The 18th book in the Liaden Universe®, Dragon in Exile, is as gripping as the rest most likely are. Readers of the series will buy the book as a matter of course. However, there are people (such as thisreviewer) who have never read anything in this series. The good news is that this book can stand alone quite well. The bad news is that people (such as this reviewer) who pick this book up will now be on the hook for seventeen more books.
The blurb behind the title page gives a good plot synopsis which can be summed up: exiled clan must adapt to new world. But the devil is in the details. Clans don’t get exiled for not making enemies after all and there are old scores that need settling. Furthermore the former leaders of the new planet would like their old mores back. But the details are the people themselves, Terran and Liaden.
The new reader will be introduced to a complex cast of characters who will interact based in part on seventeen books worth of prior history. However, the authors do paint their characters quite well. It is quite easy to believe in and root for the characters without knowing the back story. And the Liaden environment is also complex. The new reader will not understand exactly how Dreaming works or what the Tree really is or how two more cultures (clans?)fit into the mix.

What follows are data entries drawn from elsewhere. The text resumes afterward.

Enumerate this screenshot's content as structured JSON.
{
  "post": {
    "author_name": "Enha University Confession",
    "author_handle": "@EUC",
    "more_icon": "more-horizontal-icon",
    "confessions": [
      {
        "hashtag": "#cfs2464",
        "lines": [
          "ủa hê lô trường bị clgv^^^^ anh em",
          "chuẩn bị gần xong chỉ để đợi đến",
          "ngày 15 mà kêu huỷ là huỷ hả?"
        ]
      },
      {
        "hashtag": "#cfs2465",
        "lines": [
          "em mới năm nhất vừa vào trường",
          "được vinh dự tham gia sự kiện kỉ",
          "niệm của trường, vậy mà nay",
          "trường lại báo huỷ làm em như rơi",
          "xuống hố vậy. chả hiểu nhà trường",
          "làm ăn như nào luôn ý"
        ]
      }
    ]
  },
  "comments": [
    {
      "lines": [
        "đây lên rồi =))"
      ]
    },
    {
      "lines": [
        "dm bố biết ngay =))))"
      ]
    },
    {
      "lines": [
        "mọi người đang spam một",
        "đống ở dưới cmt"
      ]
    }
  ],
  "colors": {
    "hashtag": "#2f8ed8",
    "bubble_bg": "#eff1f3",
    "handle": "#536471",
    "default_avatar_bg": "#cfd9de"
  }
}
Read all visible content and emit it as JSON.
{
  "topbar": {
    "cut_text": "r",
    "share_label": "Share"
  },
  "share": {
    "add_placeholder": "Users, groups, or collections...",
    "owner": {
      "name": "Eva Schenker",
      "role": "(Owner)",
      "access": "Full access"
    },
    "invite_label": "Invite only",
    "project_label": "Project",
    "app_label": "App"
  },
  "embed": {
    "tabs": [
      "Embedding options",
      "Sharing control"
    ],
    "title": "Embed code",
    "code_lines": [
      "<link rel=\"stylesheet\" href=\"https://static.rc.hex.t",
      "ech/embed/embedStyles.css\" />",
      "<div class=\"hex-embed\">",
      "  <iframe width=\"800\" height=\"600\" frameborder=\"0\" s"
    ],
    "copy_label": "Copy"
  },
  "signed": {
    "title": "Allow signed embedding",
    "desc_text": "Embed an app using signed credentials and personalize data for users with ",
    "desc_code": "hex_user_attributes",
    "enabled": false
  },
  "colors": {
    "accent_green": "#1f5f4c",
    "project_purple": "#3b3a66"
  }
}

The book does bounce from scene to scene, culture to culture, subplot to subplot … if baroque is not for you, hang in there, there are fights, assassinations, treachery and mischief also. But this is definitely a sub saga of a much larger saga. For folks who like their plots spare and their characters few, perhaps this is not the book. But for those who like high adventure and fascinating cultures and plots and characters so intertwined that the book should be written on a mobius strip; here’s your book, the first of eighteen that you will buy.